Start of Input data
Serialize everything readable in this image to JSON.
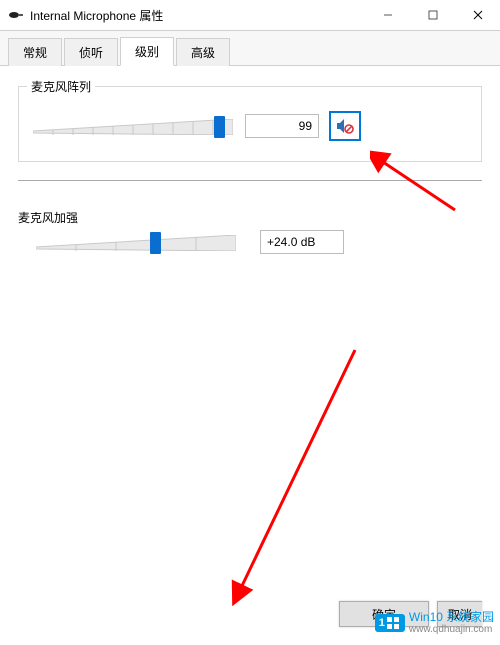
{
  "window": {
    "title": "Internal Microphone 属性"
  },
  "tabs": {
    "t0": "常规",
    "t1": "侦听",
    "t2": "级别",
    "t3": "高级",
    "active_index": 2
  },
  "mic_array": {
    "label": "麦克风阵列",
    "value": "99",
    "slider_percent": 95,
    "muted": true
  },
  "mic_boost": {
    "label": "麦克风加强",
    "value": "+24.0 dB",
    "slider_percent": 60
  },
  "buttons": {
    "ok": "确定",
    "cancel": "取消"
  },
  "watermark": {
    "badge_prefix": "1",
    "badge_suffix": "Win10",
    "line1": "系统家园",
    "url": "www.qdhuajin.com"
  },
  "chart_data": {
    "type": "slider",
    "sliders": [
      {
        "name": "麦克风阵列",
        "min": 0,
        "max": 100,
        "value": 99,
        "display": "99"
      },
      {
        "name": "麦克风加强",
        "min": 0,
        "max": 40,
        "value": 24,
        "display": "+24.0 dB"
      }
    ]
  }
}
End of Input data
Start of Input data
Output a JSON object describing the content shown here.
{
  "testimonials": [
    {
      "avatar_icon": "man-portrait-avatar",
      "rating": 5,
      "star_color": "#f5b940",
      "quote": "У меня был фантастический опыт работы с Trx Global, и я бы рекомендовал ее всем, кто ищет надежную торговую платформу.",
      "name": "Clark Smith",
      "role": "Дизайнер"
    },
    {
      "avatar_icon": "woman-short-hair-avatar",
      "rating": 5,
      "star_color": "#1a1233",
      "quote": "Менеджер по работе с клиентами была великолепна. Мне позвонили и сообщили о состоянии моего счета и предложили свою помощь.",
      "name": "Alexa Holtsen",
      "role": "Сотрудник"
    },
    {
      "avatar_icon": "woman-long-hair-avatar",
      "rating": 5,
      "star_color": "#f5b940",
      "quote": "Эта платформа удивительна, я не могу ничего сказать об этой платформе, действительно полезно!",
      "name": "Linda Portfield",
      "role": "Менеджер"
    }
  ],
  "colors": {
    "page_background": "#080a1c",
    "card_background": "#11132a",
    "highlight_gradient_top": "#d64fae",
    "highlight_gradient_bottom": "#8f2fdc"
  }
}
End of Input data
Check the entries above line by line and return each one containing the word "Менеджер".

      "quote": "Менеджер по работе с клиентами была великолепна. Мне позвонили и сообщили о состоянии моего счета и предложили свою помощь.",
      "role": "Менеджер"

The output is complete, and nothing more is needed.